• Task details: Your task is to write out all of the records once more, exactly.

(Extracted information)

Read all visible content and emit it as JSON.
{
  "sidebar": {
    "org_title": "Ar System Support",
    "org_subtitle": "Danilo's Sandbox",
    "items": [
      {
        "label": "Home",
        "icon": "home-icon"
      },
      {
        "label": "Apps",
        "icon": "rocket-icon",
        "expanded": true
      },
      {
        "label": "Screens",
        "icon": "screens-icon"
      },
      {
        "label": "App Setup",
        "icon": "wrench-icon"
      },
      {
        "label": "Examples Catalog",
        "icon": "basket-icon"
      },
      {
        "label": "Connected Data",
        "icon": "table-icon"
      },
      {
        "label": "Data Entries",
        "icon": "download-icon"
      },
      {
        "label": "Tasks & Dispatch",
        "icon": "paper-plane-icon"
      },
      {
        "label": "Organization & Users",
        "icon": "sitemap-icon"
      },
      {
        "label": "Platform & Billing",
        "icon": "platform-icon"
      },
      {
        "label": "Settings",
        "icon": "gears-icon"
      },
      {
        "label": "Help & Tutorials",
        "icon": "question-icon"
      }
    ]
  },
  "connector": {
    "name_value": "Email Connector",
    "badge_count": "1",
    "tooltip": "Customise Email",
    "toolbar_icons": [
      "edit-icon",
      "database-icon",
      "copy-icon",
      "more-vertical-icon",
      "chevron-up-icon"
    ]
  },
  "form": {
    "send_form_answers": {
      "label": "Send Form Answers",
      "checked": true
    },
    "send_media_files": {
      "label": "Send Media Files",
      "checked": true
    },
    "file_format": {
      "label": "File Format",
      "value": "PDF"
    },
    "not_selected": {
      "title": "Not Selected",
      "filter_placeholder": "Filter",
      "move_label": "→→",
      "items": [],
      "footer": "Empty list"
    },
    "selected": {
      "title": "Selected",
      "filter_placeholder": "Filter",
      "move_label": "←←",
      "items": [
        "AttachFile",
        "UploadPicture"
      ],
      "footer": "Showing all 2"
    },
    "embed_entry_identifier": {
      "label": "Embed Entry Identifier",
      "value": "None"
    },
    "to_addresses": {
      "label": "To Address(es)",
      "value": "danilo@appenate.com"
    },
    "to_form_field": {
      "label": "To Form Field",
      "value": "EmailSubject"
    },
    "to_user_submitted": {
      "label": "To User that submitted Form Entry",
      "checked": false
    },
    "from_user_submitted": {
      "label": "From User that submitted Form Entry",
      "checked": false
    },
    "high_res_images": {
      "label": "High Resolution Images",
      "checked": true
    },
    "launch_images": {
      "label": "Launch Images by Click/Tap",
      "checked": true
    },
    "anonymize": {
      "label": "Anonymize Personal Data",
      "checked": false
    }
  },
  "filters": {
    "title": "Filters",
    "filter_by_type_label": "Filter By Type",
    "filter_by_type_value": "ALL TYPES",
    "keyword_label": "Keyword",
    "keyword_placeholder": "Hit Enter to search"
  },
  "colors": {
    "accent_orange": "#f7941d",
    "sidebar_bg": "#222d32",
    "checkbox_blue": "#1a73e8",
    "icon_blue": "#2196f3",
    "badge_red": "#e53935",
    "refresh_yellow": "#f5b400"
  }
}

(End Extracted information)

• Solution to this task:
Read all visible content and emit it as JSON.
{
  "sidebar": {
    "org_title": "Ar System Support",
    "org_subtitle": "Danilo's Sandbox",
    "items": [
      {
        "label": "Home",
        "icon": "home-icon"
      },
      {
        "label": "Apps",
        "icon": "rocket-icon",
        "expanded": true
      },
      {
        "label": "Screens",
        "icon": "screens-icon"
      },
      {
        "label": "App Setup",
        "icon": "wrench-icon"
      },
      {
        "label": "Examples Catalog",
        "icon": "basket-icon"
      },
      {
        "label": "Connected Data",
        "icon": "table-icon"
      },
      {
        "label": "Data Entries",
        "icon": "download-icon"
      },
      {
        "label": "Tasks & Dispatch",
        "icon": "paper-plane-icon"
      },
      {
        "label": "Organization & Users",
        "icon": "sitemap-icon"
      },
      {
        "label": "Platform & Billing",
        "icon": "platform-icon"
      },
      {
        "label": "Settings",
        "icon": "gears-icon"
      },
      {
        "label": "Help & Tutorials",
        "icon": "question-icon"
      }
    ]
  },
  "connector": {
    "name_value": "Email Connector",
    "badge_count": "1",
    "tooltip": "Customise Email",
    "toolbar_icons": [
      "edit-icon",
      "database-icon",
      "copy-icon",
      "more-vertical-icon",
      "chevron-up-icon"
    ]
  },
  "form": {
    "send_form_answers": {
      "label": "Send Form Answers",
      "checked": true
    },
    "send_media_files": {
      "label": "Send Media Files",
      "checked": true
    },
    "file_format": {
      "label": "File Format",
      "value": "PDF"
    },
    "not_selected": {
      "title": "Not Selected",
      "filter_placeholder": "Filter",
      "move_label": "→→",
      "items": [],
      "footer": "Empty list"
    },
    "selected": {
      "title": "Selected",
      "filter_placeholder": "Filter",
      "move_label": "←←",
      "items": [
        "AttachFile",
        "UploadPicture"
      ],
      "footer": "Showing all 2"
    },
    "embed_entry_identifier": {
      "label": "Embed Entry Identifier",
      "value": "None"
    },
    "to_addresses": {
      "label": "To Address(es)",
      "value": "danilo@appenate.com"
    },
    "to_form_field": {
      "label": "To Form Field",
      "value": "EmailSubject"
    },
    "to_user_submitted": {
      "label": "To User that submitted Form Entry",
      "checked": false
    },
    "from_user_submitted": {
      "label": "From User that submitted Form Entry",
      "checked": false
    },
    "high_res_images": {
      "label": "High Resolution Images",
      "checked": true
    },
    "launch_images": {
      "label": "Launch Images by Click/Tap",
      "checked": true
    },
    "anonymize": {
      "label": "Anonymize Personal Data",
      "checked": false
    }
  },
  "filters": {
    "title": "Filters",
    "filter_by_type_label": "Filter By Type",
    "filter_by_type_value": "ALL TYPES",
    "keyword_label": "Keyword",
    "keyword_placeholder": "Hit Enter to search"
  },
  "colors": {
    "accent_orange": "#f7941d",
    "sidebar_bg": "#222d32",
    "checkbox_blue": "#1a73e8",
    "icon_blue": "#2196f3",
    "badge_red": "#e53935",
    "refresh_yellow": "#f5b400"
  }
}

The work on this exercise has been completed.